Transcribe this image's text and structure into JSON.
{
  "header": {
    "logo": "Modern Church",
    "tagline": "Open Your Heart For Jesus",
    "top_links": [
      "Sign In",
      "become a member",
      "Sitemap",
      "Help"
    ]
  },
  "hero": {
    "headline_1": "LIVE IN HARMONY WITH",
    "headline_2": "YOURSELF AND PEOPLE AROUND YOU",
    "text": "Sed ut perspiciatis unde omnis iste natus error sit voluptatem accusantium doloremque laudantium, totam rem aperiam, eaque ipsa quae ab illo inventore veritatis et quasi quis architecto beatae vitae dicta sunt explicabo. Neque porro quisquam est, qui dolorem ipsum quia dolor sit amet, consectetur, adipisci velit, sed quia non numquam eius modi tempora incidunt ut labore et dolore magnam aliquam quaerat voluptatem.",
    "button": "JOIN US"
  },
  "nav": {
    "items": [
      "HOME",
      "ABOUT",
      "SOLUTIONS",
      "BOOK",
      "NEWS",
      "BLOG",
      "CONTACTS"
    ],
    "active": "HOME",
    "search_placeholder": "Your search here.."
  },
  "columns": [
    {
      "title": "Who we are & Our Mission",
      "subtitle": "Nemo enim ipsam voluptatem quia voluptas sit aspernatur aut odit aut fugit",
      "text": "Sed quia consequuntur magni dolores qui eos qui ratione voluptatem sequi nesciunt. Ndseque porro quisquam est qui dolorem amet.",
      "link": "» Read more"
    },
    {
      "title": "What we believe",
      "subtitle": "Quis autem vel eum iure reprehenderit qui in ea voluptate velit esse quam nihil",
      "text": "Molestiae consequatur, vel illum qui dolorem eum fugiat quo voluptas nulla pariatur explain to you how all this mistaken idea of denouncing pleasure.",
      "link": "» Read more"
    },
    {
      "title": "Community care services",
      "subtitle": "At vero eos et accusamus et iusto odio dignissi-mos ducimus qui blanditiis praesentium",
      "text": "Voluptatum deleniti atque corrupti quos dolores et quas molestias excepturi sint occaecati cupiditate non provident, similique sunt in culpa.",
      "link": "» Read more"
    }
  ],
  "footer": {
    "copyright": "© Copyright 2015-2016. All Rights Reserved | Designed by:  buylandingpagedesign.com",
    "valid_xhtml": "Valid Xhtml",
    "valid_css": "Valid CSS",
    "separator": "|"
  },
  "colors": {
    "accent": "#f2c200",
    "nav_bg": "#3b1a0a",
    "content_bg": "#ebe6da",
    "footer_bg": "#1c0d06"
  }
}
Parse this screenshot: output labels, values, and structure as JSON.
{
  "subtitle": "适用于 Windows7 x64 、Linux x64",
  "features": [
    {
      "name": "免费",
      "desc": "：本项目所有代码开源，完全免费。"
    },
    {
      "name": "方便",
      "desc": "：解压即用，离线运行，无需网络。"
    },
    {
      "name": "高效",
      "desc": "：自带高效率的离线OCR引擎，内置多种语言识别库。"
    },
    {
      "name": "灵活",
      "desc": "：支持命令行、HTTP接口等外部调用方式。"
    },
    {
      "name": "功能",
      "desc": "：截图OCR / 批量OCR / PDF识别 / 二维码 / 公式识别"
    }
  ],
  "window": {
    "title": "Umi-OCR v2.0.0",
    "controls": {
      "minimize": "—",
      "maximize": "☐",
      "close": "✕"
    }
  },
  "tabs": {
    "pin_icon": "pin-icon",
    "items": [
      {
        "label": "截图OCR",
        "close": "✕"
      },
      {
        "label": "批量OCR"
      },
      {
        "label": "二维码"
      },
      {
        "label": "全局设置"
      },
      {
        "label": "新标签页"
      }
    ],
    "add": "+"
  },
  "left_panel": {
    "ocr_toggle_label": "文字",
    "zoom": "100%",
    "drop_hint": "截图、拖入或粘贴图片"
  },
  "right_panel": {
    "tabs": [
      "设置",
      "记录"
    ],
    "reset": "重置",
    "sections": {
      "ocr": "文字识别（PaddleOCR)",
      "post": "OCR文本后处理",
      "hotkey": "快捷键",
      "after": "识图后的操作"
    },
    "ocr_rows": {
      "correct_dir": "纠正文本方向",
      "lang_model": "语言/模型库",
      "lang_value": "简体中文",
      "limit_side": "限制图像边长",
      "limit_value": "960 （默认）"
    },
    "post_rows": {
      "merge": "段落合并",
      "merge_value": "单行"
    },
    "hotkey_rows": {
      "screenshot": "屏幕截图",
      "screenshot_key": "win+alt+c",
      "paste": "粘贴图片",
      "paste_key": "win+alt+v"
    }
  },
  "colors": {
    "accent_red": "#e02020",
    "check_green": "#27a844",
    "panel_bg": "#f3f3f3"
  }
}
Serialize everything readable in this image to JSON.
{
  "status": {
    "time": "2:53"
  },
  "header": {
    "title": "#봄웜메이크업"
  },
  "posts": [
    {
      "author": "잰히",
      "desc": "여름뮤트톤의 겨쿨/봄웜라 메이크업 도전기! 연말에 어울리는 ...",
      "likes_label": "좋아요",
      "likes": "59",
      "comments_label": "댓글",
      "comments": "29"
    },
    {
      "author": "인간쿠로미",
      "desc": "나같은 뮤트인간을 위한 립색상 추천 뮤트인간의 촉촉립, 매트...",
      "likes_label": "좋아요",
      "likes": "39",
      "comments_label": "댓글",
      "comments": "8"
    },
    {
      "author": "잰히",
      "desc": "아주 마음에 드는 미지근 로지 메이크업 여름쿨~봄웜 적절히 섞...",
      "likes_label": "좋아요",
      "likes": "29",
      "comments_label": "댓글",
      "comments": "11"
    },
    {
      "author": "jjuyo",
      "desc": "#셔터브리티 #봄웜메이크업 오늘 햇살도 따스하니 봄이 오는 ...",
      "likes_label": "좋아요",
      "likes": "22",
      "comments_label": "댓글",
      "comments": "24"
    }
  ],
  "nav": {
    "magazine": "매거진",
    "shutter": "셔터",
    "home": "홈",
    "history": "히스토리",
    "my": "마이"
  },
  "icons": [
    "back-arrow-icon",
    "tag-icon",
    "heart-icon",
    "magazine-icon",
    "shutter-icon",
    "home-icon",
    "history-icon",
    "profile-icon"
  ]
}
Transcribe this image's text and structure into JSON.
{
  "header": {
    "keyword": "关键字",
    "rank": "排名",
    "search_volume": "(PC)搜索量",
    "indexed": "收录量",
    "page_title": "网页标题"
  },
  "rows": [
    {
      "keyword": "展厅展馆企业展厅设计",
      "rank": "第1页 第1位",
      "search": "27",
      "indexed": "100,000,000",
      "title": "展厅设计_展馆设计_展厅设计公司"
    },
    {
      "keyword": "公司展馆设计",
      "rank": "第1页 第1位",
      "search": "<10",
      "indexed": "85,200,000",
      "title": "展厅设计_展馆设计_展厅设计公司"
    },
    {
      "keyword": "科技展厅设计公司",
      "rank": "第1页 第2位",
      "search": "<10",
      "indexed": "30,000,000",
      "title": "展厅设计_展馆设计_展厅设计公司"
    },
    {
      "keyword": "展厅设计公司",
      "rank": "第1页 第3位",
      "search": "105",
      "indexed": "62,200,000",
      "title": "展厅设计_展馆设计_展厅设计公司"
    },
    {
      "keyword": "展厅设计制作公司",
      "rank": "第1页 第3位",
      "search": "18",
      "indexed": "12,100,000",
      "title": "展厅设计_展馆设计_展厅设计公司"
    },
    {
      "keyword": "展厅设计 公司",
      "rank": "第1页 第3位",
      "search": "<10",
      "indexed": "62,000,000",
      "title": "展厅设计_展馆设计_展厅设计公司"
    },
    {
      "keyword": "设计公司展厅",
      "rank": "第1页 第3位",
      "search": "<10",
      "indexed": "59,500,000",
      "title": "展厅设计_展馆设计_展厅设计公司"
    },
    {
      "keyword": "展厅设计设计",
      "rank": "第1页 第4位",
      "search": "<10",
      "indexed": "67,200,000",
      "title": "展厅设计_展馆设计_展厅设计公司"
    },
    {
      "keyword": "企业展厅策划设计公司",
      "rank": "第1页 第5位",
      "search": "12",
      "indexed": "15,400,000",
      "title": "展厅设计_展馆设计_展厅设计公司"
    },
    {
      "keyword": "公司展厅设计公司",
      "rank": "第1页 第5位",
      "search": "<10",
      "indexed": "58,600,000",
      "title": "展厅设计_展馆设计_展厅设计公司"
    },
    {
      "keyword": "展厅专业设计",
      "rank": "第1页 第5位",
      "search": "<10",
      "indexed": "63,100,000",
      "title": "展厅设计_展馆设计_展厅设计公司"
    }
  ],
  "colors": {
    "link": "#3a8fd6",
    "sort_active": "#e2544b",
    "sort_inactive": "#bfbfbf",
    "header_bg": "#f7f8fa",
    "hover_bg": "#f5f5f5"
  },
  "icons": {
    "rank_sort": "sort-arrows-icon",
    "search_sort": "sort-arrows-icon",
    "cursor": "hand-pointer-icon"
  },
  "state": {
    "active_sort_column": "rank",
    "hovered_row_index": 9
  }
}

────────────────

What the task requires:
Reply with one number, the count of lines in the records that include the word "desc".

Completed task:
9